### What you will do
Go through the listing below and count each line with the word "JSON" in it; return only the count.

/---

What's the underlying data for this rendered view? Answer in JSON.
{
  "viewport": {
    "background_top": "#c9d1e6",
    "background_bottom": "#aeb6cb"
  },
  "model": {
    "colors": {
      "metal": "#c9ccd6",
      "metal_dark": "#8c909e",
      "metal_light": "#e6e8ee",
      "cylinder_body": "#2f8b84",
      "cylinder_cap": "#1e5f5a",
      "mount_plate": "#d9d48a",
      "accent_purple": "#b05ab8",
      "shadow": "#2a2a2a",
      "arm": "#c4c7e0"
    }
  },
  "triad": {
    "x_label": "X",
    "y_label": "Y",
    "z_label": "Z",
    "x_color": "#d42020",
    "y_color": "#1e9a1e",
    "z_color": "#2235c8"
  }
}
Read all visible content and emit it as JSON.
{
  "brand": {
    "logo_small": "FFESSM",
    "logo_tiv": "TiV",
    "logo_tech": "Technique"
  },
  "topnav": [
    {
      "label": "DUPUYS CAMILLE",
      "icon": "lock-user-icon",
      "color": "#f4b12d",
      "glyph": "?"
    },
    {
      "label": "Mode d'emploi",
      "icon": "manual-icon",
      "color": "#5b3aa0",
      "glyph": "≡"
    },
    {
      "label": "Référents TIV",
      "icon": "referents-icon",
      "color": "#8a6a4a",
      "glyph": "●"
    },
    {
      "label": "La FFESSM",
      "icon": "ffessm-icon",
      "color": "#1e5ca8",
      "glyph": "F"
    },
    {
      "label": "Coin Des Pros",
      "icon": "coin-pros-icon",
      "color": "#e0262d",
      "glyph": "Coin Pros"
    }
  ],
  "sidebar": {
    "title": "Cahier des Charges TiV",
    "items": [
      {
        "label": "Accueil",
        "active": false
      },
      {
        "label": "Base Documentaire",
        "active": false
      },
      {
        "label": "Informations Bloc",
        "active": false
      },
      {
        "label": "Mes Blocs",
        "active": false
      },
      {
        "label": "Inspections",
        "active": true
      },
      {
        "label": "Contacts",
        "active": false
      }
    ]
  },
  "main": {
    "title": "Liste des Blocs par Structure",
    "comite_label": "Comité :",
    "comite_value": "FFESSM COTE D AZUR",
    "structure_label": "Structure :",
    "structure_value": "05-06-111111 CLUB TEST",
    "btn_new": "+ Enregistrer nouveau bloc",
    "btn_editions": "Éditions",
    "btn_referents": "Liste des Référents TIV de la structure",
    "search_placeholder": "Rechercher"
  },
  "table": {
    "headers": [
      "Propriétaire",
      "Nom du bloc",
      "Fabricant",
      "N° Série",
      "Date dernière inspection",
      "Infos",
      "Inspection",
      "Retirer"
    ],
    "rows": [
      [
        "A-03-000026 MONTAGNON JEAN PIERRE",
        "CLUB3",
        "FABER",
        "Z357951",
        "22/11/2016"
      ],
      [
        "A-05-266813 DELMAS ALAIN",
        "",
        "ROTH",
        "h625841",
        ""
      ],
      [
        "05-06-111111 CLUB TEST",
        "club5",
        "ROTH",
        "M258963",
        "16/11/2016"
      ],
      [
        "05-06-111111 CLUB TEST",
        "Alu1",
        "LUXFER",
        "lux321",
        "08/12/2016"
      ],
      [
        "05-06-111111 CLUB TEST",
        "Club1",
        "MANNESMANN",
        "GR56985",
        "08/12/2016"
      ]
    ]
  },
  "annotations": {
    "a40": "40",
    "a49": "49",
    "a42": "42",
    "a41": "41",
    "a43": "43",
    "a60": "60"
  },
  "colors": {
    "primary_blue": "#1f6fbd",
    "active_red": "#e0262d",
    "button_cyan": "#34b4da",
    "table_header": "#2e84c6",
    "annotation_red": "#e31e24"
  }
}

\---

### Answer section
2